Specific aims will be: 1) to support collaborative cancer research projects between the Howard University Medical Institutions and the Sidney Kimmel Cancer Center at Johns Hopkins;2) to provide collaborative training and mentoring programs for promoting Howard medical and dental students and faculty in cancer research, 3) to establish education programs that advance the knowledge of cancer research as it applies to etiology, prevention, diagnosis, and treatment of HPV-associated cancer in the context of minority-serving institutions.

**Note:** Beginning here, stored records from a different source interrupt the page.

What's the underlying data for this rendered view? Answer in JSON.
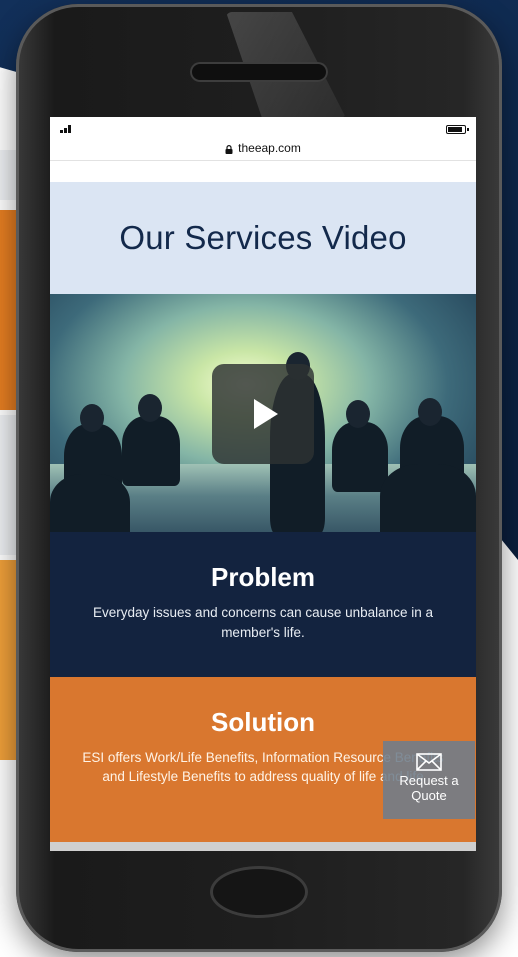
{
  "browser": {
    "url": "theeap.com"
  },
  "page": {
    "services_title": "Our Services Video",
    "problem": {
      "title": "Problem",
      "text": "Everyday issues and concerns can cause unbalance in a member's life."
    },
    "solution": {
      "title": "Solution",
      "text": "ESI offers Work/Life Benefits, Information Resource Benefits and Lifestyle Benefits to address quality of life and life"
    },
    "quote_button": {
      "line1": "Request a",
      "line2": "Quote"
    }
  },
  "colors": {
    "navy": "#13233f",
    "orange": "#d9772f",
    "light_blue": "#dbe5f3"
  },
  "icons": [
    "signal-icon",
    "battery-icon",
    "lock-icon",
    "play-icon",
    "mail-icon"
  ]
}
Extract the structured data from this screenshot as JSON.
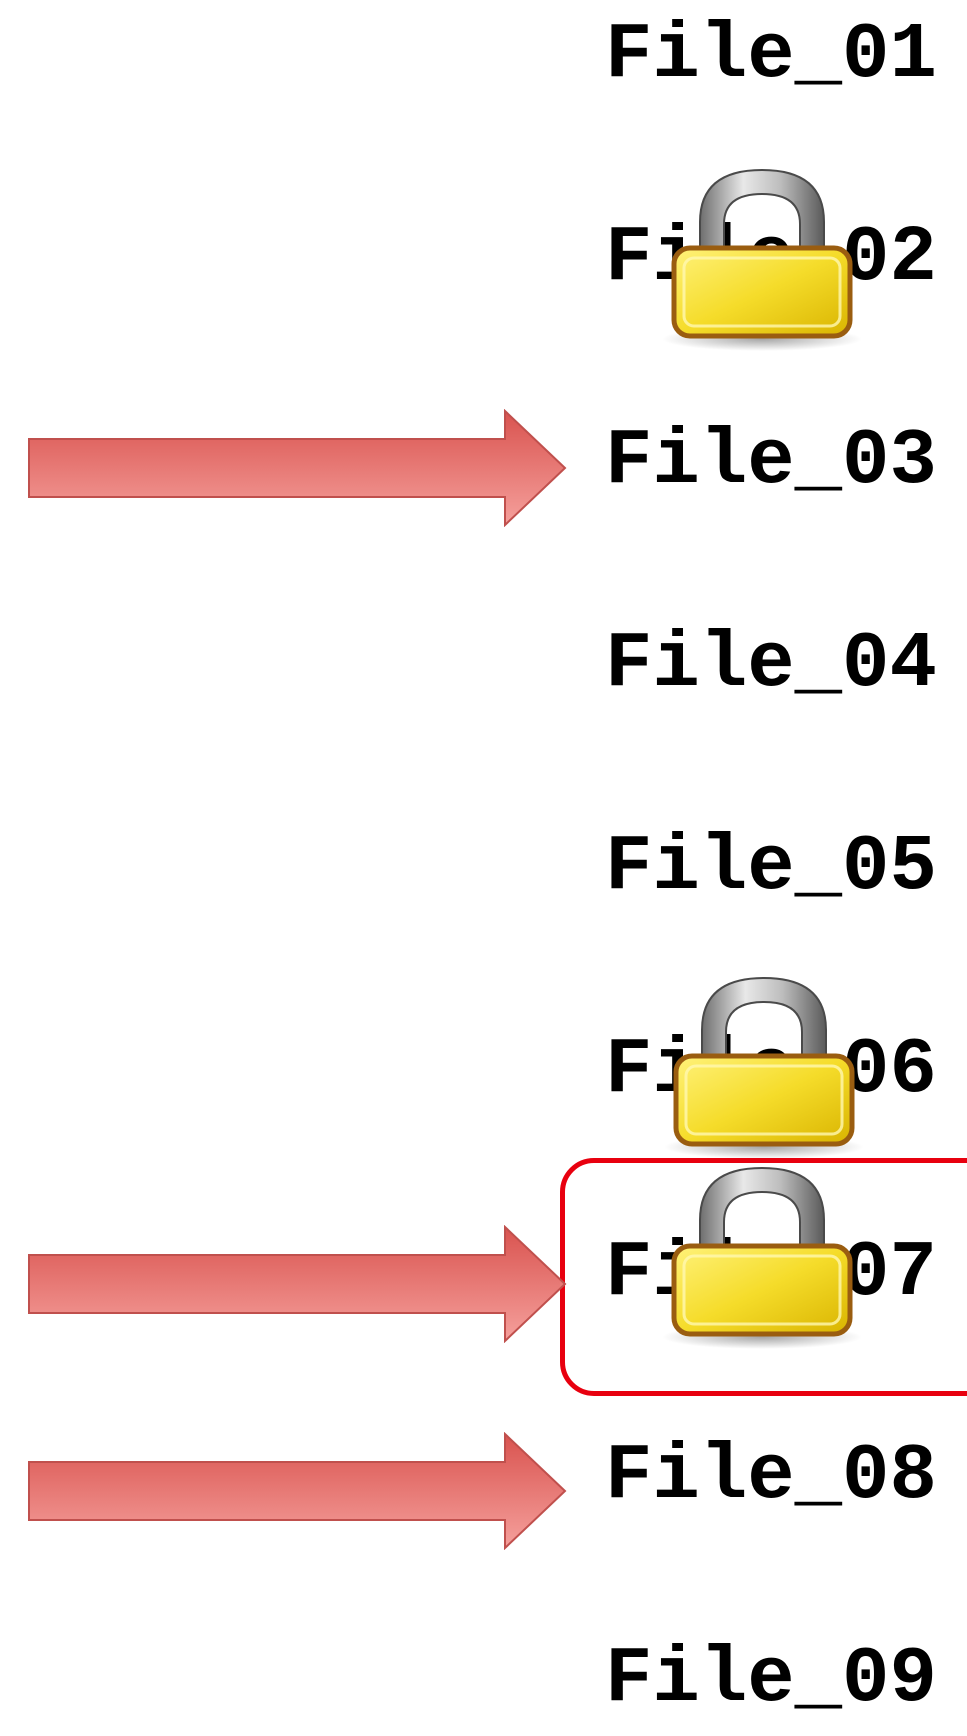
{
  "files": [
    {
      "label": "File_01",
      "locked": false,
      "arrow": false,
      "highlighted": false
    },
    {
      "label": "File_02",
      "locked": true,
      "arrow": false,
      "highlighted": false
    },
    {
      "label": "File_03",
      "locked": false,
      "arrow": true,
      "highlighted": false
    },
    {
      "label": "File_04",
      "locked": false,
      "arrow": false,
      "highlighted": false
    },
    {
      "label": "File_05",
      "locked": false,
      "arrow": false,
      "highlighted": false
    },
    {
      "label": "File_06",
      "locked": true,
      "arrow": false,
      "highlighted": false
    },
    {
      "label": "File_07",
      "locked": true,
      "arrow": true,
      "highlighted": true
    },
    {
      "label": "File_08",
      "locked": false,
      "arrow": true,
      "highlighted": false
    },
    {
      "label": "File_09",
      "locked": false,
      "arrow": false,
      "highlighted": false
    }
  ],
  "colors": {
    "arrow_fill_top": "#d9534f",
    "arrow_fill_bottom": "#f5a09c",
    "arrow_stroke": "#c0504d",
    "highlight_border": "#e8000f",
    "lock_body": "#f5dc2a",
    "lock_body_edge": "#9a5d10",
    "lock_shackle": "#9a9a9a"
  },
  "icons": {
    "lock": "padlock-icon",
    "arrow": "right-arrow-icon"
  }
}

Howard University/Johns Hopkins Partnership in HPV-Related Cancer Research. This effective, long-term partnership with Johns Hopkins Medical Institutions Sidney Kimmel Comprehensive Cancer Center features collaborative pilot projects such as HPV vaccine development, epidemiology research in a community cohort, and an extensive mentoring network to improve the translational and community-based cancer health research capabilities of Howard University. Data from the projects will contribute to publications and competitive grant applications for Howard University scientists, and the overall collaboration will help to address socioeconomic disparities and barriers to cancer health, health education, and health-related professions in the Washington D.C./Baltimore metropolitan area.